Task item
Every line holding the string "HEIGHTS" is to be copied from the entries below.

Website and app data records
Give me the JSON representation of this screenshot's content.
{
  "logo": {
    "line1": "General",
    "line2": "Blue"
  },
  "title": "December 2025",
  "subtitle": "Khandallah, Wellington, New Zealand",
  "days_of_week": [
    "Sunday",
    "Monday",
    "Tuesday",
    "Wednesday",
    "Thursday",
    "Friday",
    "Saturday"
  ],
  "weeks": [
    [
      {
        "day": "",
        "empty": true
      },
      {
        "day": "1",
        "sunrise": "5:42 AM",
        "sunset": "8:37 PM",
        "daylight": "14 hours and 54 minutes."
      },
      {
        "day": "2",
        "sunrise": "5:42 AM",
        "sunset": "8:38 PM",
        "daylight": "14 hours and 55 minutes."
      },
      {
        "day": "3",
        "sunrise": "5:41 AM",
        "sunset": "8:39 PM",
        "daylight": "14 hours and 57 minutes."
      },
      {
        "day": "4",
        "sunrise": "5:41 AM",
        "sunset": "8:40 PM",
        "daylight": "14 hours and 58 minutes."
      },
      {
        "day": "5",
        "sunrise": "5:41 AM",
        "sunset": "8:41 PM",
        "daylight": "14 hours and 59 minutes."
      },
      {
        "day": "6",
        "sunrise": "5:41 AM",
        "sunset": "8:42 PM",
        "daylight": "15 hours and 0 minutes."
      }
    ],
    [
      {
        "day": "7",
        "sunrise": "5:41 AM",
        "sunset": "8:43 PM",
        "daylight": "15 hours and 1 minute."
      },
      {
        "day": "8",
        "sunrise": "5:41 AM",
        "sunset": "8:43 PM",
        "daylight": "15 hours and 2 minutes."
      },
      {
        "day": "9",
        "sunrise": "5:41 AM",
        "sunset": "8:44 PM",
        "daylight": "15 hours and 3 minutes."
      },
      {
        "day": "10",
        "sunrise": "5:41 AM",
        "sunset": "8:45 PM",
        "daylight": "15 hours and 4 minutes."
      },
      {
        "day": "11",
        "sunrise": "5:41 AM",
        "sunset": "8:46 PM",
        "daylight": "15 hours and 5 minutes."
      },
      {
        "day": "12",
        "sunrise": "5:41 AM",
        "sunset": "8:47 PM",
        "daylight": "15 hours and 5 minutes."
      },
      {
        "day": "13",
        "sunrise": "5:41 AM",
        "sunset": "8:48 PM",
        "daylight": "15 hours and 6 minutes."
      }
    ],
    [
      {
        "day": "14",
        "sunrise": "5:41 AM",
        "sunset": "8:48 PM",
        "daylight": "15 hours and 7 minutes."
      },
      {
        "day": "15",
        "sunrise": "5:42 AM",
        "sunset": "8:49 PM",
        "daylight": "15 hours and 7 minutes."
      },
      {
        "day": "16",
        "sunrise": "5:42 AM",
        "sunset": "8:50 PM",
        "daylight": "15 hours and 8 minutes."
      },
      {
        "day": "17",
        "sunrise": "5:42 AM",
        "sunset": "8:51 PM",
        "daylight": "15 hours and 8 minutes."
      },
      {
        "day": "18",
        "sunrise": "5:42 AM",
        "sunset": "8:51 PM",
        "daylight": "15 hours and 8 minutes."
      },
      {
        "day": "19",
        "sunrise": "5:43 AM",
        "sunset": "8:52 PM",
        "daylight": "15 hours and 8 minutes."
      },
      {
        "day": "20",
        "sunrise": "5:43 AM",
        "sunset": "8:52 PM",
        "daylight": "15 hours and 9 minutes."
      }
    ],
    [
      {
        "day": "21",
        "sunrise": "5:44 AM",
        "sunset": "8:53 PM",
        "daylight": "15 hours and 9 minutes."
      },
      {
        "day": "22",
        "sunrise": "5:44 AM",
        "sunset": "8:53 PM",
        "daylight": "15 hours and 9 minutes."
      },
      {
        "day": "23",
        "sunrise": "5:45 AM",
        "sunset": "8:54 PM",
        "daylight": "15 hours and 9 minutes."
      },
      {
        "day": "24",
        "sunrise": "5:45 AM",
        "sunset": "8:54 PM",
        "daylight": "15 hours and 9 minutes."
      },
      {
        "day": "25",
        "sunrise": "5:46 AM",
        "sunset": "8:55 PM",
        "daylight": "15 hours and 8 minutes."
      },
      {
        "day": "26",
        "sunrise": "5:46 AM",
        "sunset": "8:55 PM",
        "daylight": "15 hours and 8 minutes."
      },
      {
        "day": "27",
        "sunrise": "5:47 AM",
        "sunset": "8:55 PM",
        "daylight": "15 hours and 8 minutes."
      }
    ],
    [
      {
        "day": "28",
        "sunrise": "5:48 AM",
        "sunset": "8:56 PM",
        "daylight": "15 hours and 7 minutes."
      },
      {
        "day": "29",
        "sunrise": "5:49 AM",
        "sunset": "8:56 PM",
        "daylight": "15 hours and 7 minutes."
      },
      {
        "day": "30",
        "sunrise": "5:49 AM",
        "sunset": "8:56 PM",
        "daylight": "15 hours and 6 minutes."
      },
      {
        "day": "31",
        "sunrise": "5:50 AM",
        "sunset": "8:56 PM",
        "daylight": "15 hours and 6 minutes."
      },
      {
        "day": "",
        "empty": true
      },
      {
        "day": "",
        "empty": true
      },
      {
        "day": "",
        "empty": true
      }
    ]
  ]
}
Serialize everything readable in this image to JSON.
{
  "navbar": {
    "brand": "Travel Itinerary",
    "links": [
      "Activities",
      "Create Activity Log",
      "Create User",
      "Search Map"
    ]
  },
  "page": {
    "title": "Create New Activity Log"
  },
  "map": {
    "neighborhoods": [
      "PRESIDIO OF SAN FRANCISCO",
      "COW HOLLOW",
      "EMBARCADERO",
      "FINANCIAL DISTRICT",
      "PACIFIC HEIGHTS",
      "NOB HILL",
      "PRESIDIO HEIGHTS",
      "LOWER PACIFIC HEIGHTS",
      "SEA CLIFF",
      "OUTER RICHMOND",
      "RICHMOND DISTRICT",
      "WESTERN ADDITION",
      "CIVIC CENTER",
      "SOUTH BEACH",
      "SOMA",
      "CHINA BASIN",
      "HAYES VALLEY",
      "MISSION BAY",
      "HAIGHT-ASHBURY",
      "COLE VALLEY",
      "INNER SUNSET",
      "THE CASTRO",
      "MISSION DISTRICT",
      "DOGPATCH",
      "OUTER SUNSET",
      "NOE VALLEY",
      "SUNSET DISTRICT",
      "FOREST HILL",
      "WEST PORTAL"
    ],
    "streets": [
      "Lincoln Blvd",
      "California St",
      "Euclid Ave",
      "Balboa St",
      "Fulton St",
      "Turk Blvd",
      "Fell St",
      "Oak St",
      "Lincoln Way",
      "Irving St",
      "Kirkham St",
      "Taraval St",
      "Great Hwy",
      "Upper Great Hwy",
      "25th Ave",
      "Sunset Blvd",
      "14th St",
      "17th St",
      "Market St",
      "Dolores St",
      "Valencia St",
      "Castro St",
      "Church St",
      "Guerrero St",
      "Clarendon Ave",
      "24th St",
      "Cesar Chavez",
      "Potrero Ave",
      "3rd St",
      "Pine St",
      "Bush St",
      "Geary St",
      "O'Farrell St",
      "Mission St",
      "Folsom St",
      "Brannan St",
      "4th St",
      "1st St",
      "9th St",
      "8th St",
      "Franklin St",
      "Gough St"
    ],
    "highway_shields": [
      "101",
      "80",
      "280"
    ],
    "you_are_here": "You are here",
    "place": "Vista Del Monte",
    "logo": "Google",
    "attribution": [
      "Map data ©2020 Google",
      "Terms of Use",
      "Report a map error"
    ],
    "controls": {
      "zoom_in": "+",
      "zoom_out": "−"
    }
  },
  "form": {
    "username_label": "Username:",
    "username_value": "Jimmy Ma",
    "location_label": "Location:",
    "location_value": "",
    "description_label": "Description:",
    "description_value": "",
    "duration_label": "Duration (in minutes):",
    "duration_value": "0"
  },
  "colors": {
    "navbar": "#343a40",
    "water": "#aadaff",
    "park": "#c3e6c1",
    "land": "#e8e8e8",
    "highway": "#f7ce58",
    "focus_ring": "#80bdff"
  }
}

Solution below
      "PACIFIC HEIGHTS",
      "PRESIDIO HEIGHTS",
      "LOWER PACIFIC HEIGHTS",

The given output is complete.